Last week there were two powerful reminders of the frontline role of conservationists in today’s troubled world.

First, the ever-more remarkable Whitley Awards, which I was lucky enough to attend on May 1st. 6 winners (from Guyana, Papua New Guinea, Bhutan, Cameroon, Nepal and Brazil), taking on complex, often controversial conservation work to protect endangered species.

What spoke to me most powerfully was the degree to which local communities are at the very heart of all these projects – not tokenistically (as with so many projects driven by big Western NGOs), but completely embedded, participating directly and often taking the lead.  The two of the most inspiring projects (in Guyana and Brazil) are driven by the wisdom and involvement of indigenous people; women play a crucial role in almost all of the winning schemes.

Including the final award winner (the Gold Award) for Purnima Devi Barman, whose work in the state of Assam in north India to protect the Greater Adjutant Stork (the “hargila” in the local language) has doubled its numbers from just 750 (heading towards extinction) to more than 1,800.

In the process, she recruited 10,000 women (in the Hargila Army) to spread the word, protect nests and chicks, increase nesting habitat and so on. If this story doesn’t make you well up, then your heart is more hardened than it should be!

Second May 3rd was designated as World Press Freedom Day – reminded governments and their citizens that without a free press or our democracies are at risk.
Journalists on the front line of environmental conflict are particularly at risk, all around the world, especially in South America. The statistics are grim.

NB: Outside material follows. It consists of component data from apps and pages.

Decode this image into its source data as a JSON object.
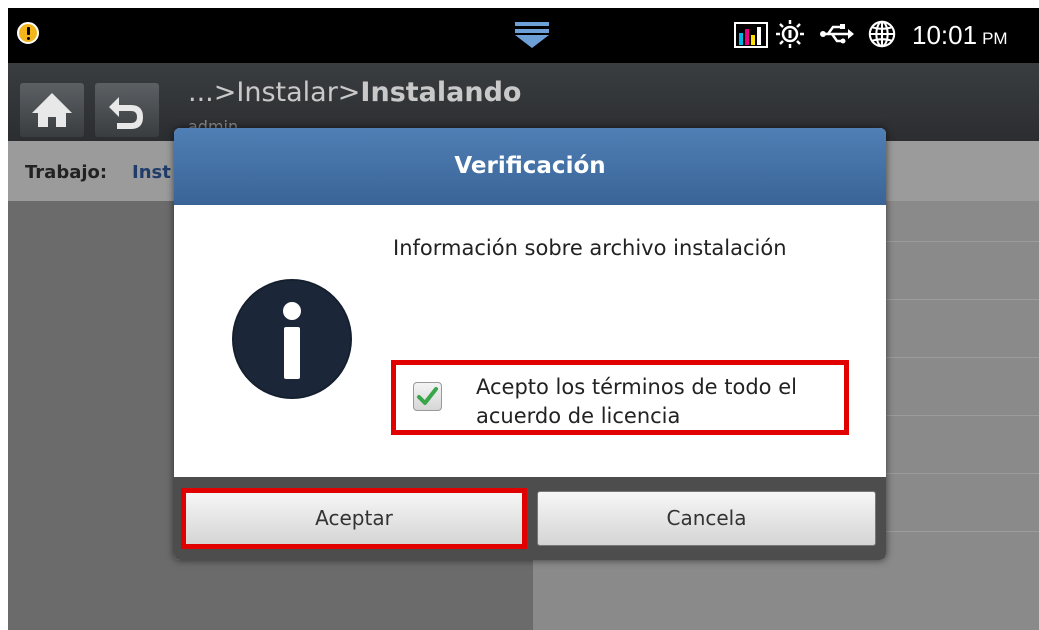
{
  "status_bar": {
    "time": "10:01",
    "ampm": "PM",
    "icons": [
      "warning-icon",
      "notification-pulldown-icon",
      "toner-levels-icon",
      "brightness-icon",
      "usb-icon",
      "network-globe-icon"
    ]
  },
  "header": {
    "breadcrumb_prefix": "...>Instalar>",
    "breadcrumb_current": "Instalando",
    "user": "admin"
  },
  "job": {
    "label": "Trabajo:",
    "value": "Inst"
  },
  "dialog": {
    "title": "Verificación",
    "message": "Información sobre archivo instalación",
    "license_checkbox": {
      "checked": true,
      "label": "Acepto los términos de todo el acuerdo de licencia"
    },
    "accept_label": "Aceptar",
    "cancel_label": "Cancela"
  },
  "colors": {
    "dialog_title_bar": "#3f6ca3",
    "highlight": "#e00000",
    "check_green": "#3aa64a"
  }
}
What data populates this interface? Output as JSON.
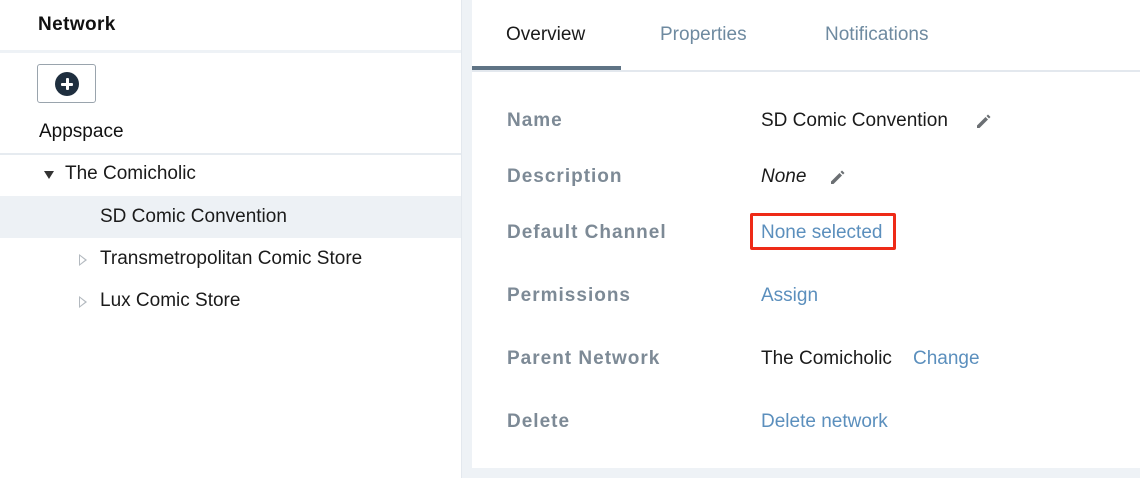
{
  "sidebar": {
    "title": "Network",
    "add_button_icon": "plus-circle-icon",
    "section_label": "Appspace",
    "tree": [
      {
        "label": "The Comicholic",
        "expanded": true,
        "selected": false
      },
      {
        "label": "SD Comic Convention",
        "selected": true
      },
      {
        "label": "Transmetropolitan Comic Store",
        "expanded": false,
        "selected": false
      },
      {
        "label": "Lux Comic Store",
        "expanded": false,
        "selected": false
      }
    ]
  },
  "tabs": [
    {
      "label": "Overview",
      "active": true
    },
    {
      "label": "Properties",
      "active": false
    },
    {
      "label": "Notifications",
      "active": false
    }
  ],
  "properties": {
    "name": {
      "label": "Name",
      "value": "SD Comic Convention",
      "edit_icon": "pencil-icon"
    },
    "description": {
      "label": "Description",
      "value": "None",
      "edit_icon": "pencil-icon"
    },
    "default_channel": {
      "label": "Default Channel",
      "value": "None selected"
    },
    "permissions": {
      "label": "Permissions",
      "value": "Assign"
    },
    "parent_network": {
      "label": "Parent Network",
      "value": "The Comicholic",
      "action": "Change"
    },
    "delete": {
      "label": "Delete",
      "value": "Delete network"
    }
  },
  "colors": {
    "link": "#5b8fbd",
    "highlight": "#ee2a17",
    "label": "#7d8a96",
    "selected_row": "#edf1f5"
  }
}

According to a new report from UNESCO, at least 749 journalists have faced violence and intimidation over the last 15 years – and 44 reporters were murdered during that time and the consequences of this are clear:

without reliable scientific information about the ongoing environmental crisis, we can never hope to overcome it.  Yet the journalists we rely on to ensure such information is accessible face unacceptably high risks all over the world”. (Audrey Azoulay, UNESCO director general).


#WhitleyAwards #SharedFuture